• Data about app and page elements:

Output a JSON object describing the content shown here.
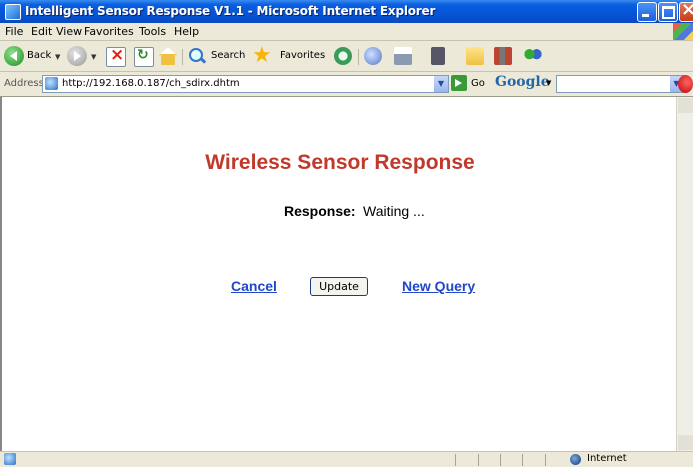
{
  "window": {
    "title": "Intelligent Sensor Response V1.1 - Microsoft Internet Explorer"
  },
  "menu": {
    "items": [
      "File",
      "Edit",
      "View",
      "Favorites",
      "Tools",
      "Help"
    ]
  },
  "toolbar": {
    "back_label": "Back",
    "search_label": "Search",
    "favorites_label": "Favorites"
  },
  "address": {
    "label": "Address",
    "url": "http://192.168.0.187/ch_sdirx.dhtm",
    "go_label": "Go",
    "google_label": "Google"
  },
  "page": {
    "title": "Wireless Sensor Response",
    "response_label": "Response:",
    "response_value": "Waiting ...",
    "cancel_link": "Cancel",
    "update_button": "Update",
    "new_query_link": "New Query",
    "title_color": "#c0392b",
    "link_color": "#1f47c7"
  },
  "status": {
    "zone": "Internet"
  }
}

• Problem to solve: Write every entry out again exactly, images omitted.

• Exercise output:
Output a JSON object describing the content shown here.
{
  "window": {
    "title": "Intelligent Sensor Response V1.1 - Microsoft Internet Explorer"
  },
  "menu": {
    "items": [
      "File",
      "Edit",
      "View",
      "Favorites",
      "Tools",
      "Help"
    ]
  },
  "toolbar": {
    "back_label": "Back",
    "search_label": "Search",
    "favorites_label": "Favorites"
  },
  "address": {
    "label": "Address",
    "url": "http://192.168.0.187/ch_sdirx.dhtm",
    "go_label": "Go",
    "google_label": "Google"
  },
  "page": {
    "title": "Wireless Sensor Response",
    "response_label": "Response:",
    "response_value": "Waiting ...",
    "cancel_link": "Cancel",
    "update_button": "Update",
    "new_query_link": "New Query",
    "title_color": "#c0392b",
    "link_color": "#1f47c7"
  },
  "status": {
    "zone": "Internet"
  }
}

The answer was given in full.